roadside attractions, like the Drive-Thru Tree Park, where a square-cut
driveway lets an SUV pass through the trunk of a still-living, 96m-high tree.
Redwoods are durable. The tallest rise over 113m high and
the oldest is 2,000 years old. The massive downed trunks decaying on the forest
floor may predate Julius Caesar. Ms Bowers puts it simply: ‘They’re just one of
those special things the Creator gave us.’
Where to eat
Redwood country is not renowned for good food. Stop en route to stock up on
fresh, organic produce at Wildberries
Marketplace. There are picnic grounds at many groves, as well as the
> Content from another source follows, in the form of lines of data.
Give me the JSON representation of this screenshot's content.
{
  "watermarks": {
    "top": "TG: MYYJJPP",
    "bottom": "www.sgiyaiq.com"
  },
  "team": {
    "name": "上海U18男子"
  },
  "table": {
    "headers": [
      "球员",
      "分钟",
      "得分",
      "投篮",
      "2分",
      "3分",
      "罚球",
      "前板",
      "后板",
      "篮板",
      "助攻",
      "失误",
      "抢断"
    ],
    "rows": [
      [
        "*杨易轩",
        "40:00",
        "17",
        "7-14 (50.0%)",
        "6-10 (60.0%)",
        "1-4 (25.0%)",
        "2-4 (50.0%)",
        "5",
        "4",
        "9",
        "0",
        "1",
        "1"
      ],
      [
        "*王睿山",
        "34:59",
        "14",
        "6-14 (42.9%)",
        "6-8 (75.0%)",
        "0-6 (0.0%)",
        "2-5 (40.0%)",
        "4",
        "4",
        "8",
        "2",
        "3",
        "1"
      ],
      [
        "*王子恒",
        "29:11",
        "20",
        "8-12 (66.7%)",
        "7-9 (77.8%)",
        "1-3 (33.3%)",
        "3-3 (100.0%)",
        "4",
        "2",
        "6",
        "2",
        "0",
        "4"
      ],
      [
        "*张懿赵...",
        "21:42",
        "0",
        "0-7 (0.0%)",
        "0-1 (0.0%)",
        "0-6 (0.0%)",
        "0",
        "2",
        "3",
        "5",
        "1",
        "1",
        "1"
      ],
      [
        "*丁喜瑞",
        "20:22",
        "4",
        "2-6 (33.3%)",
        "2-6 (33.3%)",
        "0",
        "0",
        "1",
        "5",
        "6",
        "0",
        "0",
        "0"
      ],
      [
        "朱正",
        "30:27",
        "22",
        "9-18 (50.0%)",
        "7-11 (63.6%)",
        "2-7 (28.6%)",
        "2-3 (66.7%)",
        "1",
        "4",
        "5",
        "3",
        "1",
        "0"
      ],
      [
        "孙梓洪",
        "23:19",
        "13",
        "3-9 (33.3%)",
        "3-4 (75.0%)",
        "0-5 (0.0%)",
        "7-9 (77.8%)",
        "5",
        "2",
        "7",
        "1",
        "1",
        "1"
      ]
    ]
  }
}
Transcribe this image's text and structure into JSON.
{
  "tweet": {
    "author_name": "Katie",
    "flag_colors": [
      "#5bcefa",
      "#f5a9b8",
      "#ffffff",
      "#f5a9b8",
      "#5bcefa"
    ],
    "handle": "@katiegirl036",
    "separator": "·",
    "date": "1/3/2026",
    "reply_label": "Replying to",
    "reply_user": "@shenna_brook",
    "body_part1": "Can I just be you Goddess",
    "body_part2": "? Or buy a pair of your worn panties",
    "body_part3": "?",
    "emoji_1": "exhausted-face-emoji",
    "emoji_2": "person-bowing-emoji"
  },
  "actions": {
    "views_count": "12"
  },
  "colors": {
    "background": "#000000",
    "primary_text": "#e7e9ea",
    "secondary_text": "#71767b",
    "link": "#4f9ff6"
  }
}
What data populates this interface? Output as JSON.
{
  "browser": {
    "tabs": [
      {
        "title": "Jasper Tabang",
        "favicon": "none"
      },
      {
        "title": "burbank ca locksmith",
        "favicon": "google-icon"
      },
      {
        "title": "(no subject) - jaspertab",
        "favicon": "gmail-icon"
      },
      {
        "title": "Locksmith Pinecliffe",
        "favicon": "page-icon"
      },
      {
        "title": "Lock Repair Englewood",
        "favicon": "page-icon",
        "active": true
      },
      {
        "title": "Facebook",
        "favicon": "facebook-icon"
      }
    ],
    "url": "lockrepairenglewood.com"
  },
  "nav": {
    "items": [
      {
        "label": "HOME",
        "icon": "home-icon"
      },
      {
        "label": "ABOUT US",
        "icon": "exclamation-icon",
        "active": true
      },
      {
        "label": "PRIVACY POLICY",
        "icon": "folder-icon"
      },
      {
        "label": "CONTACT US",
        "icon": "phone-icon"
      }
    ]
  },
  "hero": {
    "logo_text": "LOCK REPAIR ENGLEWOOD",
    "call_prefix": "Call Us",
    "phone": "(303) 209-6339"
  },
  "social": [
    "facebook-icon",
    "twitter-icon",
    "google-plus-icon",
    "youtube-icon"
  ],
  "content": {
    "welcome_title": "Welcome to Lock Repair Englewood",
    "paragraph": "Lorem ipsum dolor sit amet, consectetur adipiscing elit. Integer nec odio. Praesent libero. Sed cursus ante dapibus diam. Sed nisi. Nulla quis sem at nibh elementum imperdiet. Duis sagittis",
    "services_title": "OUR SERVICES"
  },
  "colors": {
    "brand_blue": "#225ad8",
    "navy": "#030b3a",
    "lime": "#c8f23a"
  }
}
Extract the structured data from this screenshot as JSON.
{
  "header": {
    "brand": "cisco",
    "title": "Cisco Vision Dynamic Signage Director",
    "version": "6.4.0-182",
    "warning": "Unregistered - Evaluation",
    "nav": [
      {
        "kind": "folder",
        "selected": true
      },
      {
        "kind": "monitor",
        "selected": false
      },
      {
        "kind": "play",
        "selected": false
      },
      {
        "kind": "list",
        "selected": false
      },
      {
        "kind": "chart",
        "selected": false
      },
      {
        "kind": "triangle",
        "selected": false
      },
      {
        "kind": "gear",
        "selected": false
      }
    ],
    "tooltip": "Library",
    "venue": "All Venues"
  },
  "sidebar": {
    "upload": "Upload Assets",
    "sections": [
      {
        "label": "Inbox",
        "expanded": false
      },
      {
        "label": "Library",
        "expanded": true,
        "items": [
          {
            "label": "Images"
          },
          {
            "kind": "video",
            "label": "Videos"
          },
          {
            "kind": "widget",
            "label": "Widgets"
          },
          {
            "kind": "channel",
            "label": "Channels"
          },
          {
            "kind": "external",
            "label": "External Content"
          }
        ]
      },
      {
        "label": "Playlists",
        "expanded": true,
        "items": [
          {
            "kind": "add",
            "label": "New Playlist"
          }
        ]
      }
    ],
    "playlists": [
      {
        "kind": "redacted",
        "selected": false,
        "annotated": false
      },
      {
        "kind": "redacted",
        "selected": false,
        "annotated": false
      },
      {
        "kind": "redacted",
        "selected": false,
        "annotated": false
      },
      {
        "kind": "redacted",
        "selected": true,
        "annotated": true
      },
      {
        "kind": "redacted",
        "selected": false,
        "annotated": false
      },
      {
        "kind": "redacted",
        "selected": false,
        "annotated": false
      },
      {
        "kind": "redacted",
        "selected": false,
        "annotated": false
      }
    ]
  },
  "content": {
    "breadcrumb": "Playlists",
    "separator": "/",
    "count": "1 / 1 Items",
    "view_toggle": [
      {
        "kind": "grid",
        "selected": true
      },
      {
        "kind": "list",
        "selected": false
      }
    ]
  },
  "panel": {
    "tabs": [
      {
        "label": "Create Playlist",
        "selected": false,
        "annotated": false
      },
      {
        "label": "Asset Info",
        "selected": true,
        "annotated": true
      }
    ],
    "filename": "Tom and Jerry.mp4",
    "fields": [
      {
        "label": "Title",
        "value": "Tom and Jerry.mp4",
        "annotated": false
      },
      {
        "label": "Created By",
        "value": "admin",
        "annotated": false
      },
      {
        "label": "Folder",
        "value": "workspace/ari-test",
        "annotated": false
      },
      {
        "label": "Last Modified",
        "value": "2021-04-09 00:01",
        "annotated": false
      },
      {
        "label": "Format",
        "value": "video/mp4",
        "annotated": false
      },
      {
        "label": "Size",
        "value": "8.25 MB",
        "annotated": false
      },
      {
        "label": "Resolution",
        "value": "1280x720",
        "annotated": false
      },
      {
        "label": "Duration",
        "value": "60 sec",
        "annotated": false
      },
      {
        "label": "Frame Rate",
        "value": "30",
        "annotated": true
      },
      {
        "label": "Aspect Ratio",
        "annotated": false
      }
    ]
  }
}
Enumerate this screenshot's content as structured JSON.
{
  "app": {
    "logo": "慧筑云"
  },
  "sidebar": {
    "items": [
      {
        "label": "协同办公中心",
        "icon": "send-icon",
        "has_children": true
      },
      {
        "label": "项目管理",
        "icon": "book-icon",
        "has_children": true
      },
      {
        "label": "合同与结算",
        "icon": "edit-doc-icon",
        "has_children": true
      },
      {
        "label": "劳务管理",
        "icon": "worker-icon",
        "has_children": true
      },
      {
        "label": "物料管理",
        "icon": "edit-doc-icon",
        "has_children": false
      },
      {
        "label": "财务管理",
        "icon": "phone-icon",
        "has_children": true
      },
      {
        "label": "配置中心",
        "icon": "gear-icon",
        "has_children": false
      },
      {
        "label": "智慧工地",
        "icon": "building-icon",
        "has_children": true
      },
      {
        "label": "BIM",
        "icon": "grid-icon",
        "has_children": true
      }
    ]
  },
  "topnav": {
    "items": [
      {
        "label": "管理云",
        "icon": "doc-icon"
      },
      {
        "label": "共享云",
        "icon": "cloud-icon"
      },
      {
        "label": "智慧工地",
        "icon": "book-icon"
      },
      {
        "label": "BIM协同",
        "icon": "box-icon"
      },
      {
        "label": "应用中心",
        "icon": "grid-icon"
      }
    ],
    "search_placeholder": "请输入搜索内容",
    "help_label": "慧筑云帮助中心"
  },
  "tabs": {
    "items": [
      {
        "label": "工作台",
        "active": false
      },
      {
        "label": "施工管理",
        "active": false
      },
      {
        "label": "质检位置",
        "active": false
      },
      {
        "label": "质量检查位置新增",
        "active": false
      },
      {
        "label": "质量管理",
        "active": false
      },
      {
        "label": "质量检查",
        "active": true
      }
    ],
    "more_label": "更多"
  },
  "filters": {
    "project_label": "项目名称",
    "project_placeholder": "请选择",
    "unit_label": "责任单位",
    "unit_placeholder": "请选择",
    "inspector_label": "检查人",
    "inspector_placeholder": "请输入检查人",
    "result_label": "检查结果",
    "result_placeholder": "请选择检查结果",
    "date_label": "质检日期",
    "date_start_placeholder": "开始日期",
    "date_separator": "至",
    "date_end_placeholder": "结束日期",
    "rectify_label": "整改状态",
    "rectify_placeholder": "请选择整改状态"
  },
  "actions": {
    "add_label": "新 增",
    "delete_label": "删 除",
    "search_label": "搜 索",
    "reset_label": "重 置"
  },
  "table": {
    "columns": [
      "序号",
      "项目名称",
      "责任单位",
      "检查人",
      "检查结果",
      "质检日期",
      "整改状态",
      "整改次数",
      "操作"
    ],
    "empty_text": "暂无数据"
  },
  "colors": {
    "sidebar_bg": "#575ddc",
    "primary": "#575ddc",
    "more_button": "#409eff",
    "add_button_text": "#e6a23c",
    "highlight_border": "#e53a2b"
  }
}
seaside Thomas H Kuchel Visitor Center at Redwood National Park. Expect wind
and fog, so dress warmly to picnic. On a more balmy day, head to the Klamath
River Overlook picnic area, above the ocean at the end of Requa Road.
Where to stay
On a hill above the Klamath River where it meets
the shoreline of Redwood National Park, the 1914 Requa
Inn has a welcoming, rustic vibe. Its 10 b&b rooms have a fresh,
country decor. Book a river-view room and spot eagles and osprey diving for
salmon (from £74).
The article 'The perfect trip: California' was published in partnership with Lonely Planet Magazine.